Pamper Me Not
When given the option to have a personal chef for life, a staggering 77 percent of those surveyed declined, answering they'd rather have the freedom to cook for themselves. Senior Brand Strategist Erika Chance says that's likely because many see cooking as fun. "Our research showed that Americans don't think of cooking as a boring chore or a honey-do. They actually enjoy cooking as much as they enjoy watching TV," she said.
Moms Crave More Cooking
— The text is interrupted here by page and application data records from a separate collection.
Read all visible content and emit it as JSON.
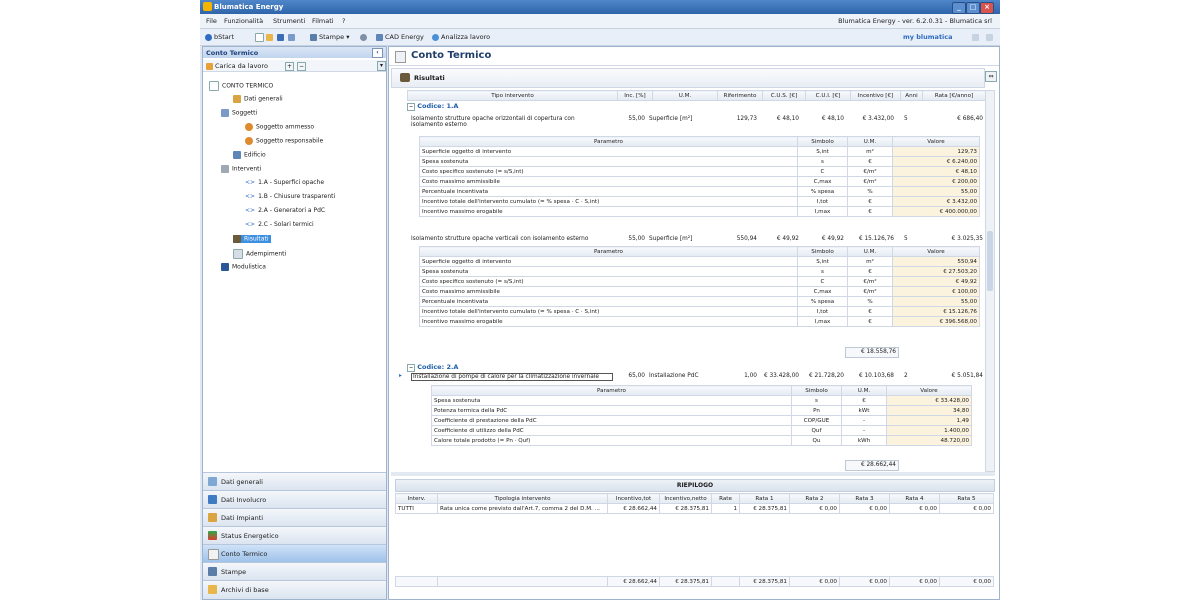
{
  "window": {
    "title": "Blumatica Energy",
    "controls": [
      "_",
      "□",
      "×"
    ]
  },
  "menu": {
    "items": [
      "File",
      "Funzionalità",
      "Strumenti",
      "Filmati",
      "?"
    ],
    "version": "Blumatica Energy - ver. 6.2.0.31 - Blumatica srl"
  },
  "toolbar": {
    "start": "bStart",
    "stampe": "Stampe",
    "cad": "CAD Energy",
    "analizza": "Analizza lavoro",
    "brand": "my blumatica"
  },
  "left": {
    "panel_title": "Conto Termico",
    "carica": "Carica da lavoro",
    "tree": {
      "root": "CONTO TERMICO",
      "dati_generali": "Dati generali",
      "soggetti": "Soggetti",
      "soggetto_ammesso": "Soggetto ammesso",
      "soggetto_responsabile": "Soggetto responsabile",
      "edificio": "Edificio",
      "interventi": "Interventi",
      "i1": "1.A - Superfici opache",
      "i2": "1.B - Chiusure trasparenti",
      "i3": "2.A - Generatori a PdC",
      "i4": "2.C - Solari termici",
      "risultati": "Risultati",
      "adempimenti": "Adempimenti",
      "modulistica": "Modulistica"
    },
    "nav": [
      "Dati generali",
      "Dati Involucro",
      "Dati Impianti",
      "Status Energetico",
      "Conto Termico",
      "Stampe",
      "Archivi di base"
    ]
  },
  "main": {
    "title": "Conto Termico",
    "subtitle": "Risultati",
    "headers": [
      "Tipo intervento",
      "Inc. [%]",
      "U.M.",
      "Riferimento",
      "C.U.S. [€]",
      "C.U.I. [€]",
      "Incentivo [€]",
      "Anni",
      "Rata [€/anno]"
    ],
    "param_headers": [
      "Parametro",
      "Simbolo",
      "U.M.",
      "Valore"
    ],
    "codice1": "Codice: 1.A",
    "codice2": "Codice: 2.A",
    "int1": {
      "tipo": "Isolamento strutture opache orizzontali di copertura con isolamento esterno",
      "inc": "55,00",
      "um": "Superficie [m²]",
      "rif": "129,73",
      "cus": "€ 48,10",
      "cui": "€ 48,10",
      "incentivo": "€ 3.432,00",
      "anni": "5",
      "rata": "€ 686,40"
    },
    "params1": [
      [
        "Superficie oggetto di intervento",
        "S,int",
        "m²",
        "129,73"
      ],
      [
        "Spesa sostenuta",
        "s",
        "€",
        "€ 6.240,00"
      ],
      [
        "Costo specifico sostenuto (= s/S,int)",
        "C",
        "€/m²",
        "€ 48,10"
      ],
      [
        "Costo massimo ammissibile",
        "C,max",
        "€/m²",
        "€ 200,00"
      ],
      [
        "Percentuale incentivata",
        "% spesa",
        "%",
        "55,00"
      ],
      [
        "Incentivo totale dell'intervento cumulato (= % spesa · C · S,int)",
        "I,tot",
        "€",
        "€ 3.432,00"
      ],
      [
        "Incentivo massimo erogabile",
        "I,max",
        "€",
        "€ 400.000,00"
      ]
    ],
    "int2": {
      "tipo": "Isolamento strutture opache verticali con isolamento esterno",
      "inc": "55,00",
      "um": "Superficie [m²]",
      "rif": "550,94",
      "cus": "€ 49,92",
      "cui": "€ 49,92",
      "incentivo": "€ 15.126,76",
      "anni": "5",
      "rata": "€ 3.025,35"
    },
    "params2": [
      [
        "Superficie oggetto di intervento",
        "S,int",
        "m²",
        "550,94"
      ],
      [
        "Spesa sostenuta",
        "s",
        "€",
        "€ 27.503,20"
      ],
      [
        "Costo specifico sostenuto (= s/S,int)",
        "C",
        "€/m²",
        "€ 49,92"
      ],
      [
        "Costo massimo ammissibile",
        "C,max",
        "€/m²",
        "€ 100,00"
      ],
      [
        "Percentuale incentivata",
        "% spesa",
        "%",
        "55,00"
      ],
      [
        "Incentivo totale dell'intervento cumulato (= % spesa · C · S,int)",
        "I,tot",
        "€",
        "€ 15.126,76"
      ],
      [
        "Incentivo massimo erogabile",
        "I,max",
        "€",
        "€ 396.568,00"
      ]
    ],
    "tot1": "€ 18.558,76",
    "int3": {
      "tipo": "Installazione di pompe di calore per la climatizzazione invernale",
      "inc": "65,00",
      "um": "Installazione PdC",
      "rif": "1,00",
      "cus": "€ 33.428,00",
      "cui": "€ 21.728,20",
      "incentivo": "€ 10.103,68",
      "anni": "2",
      "rata": "€ 5.051,84"
    },
    "params3": [
      [
        "Spesa sostenuta",
        "s",
        "€",
        "€ 33.428,00"
      ],
      [
        "Potenza termica della PdC",
        "Pn",
        "kWt",
        "34,80"
      ],
      [
        "Coefficiente di prestazione della PdC",
        "COP/GUE",
        "-",
        "1,49"
      ],
      [
        "Coefficiente di utilizzo della PdC",
        "Quf",
        "-",
        "1.400,00"
      ],
      [
        "Calore totale prodotto (= Pn · Quf)",
        "Qu",
        "kWh",
        "48.720,00"
      ]
    ],
    "tot2": "€ 28.662,44",
    "riepilogo": {
      "title": "RIEPILOGO",
      "headers": [
        "Interv.",
        "Tipologia intervento",
        "Incentivo,tot",
        "Incentivo,netto",
        "Rate",
        "Rata 1",
        "Rata 2",
        "Rata 3",
        "Rata 4",
        "Rata 5"
      ],
      "row": [
        "TUTTI",
        "Rata unica come previsto dall'Art.7, comma 2 del D.M. ...",
        "€ 28.662,44",
        "€ 28.375,81",
        "1",
        "€ 28.375,81",
        "€ 0,00",
        "€ 0,00",
        "€ 0,00",
        "€ 0,00"
      ],
      "totals": [
        "€ 28.662,44",
        "€ 28.375,81",
        "€ 28.375,81",
        "€ 0,00",
        "€ 0,00",
        "€ 0,00",
        "€ 0,00"
      ]
    }
  }
}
Time-starved supermoms are offered convenience at every turn. But Chance warns marketers not to confuse the need for quick and easy cooking with a desire to cook less altogether. "It was a bit of a surprise to find that 74 percent of mothers surveyed expressed a desire to cook more," said Chance, "this shows us we need to keeping cooking on the table when talking to moms."
Bad Cooks Need Loving Too
Data showed bad cooks are more likely to be young and single, but as they get married and start families, cooking skills and desire to cook increase. Because of this progression, marketers should not overlook weak cooks. Chance advises, "Court consumers early to drive them to fall in love with your brand. If you're there for them when they're not so hot in the kitchen, they'll show you loyalty later when they become more active consumers."
SHS FoodThink surveyed nearly 1,500 demographically and geographically diverse respondents, providing insights spanning a variety of topics valuable to food marketers. For marketers looking to woo more consumers, the 15-page FoodThink white paper is available for free download at shsfoodthink.com.
About Sullivan Higdon & Sink's FoodThink:
Sullivan Higdon & Sink is a full-service advertising and marketing agency that hates sheeplike advertising, with offices in Kansas City, Wichita and Washington, D.C. One of SHS' core focus areas is food value chain marketing – promoting products all along the farm-to-table spectrum.
In late 2012, SHS conducted its FoodThink research study, monitoring how consumers think about what we eat and America's relationship with food.
SOURCE Sullivan Higdon & Sink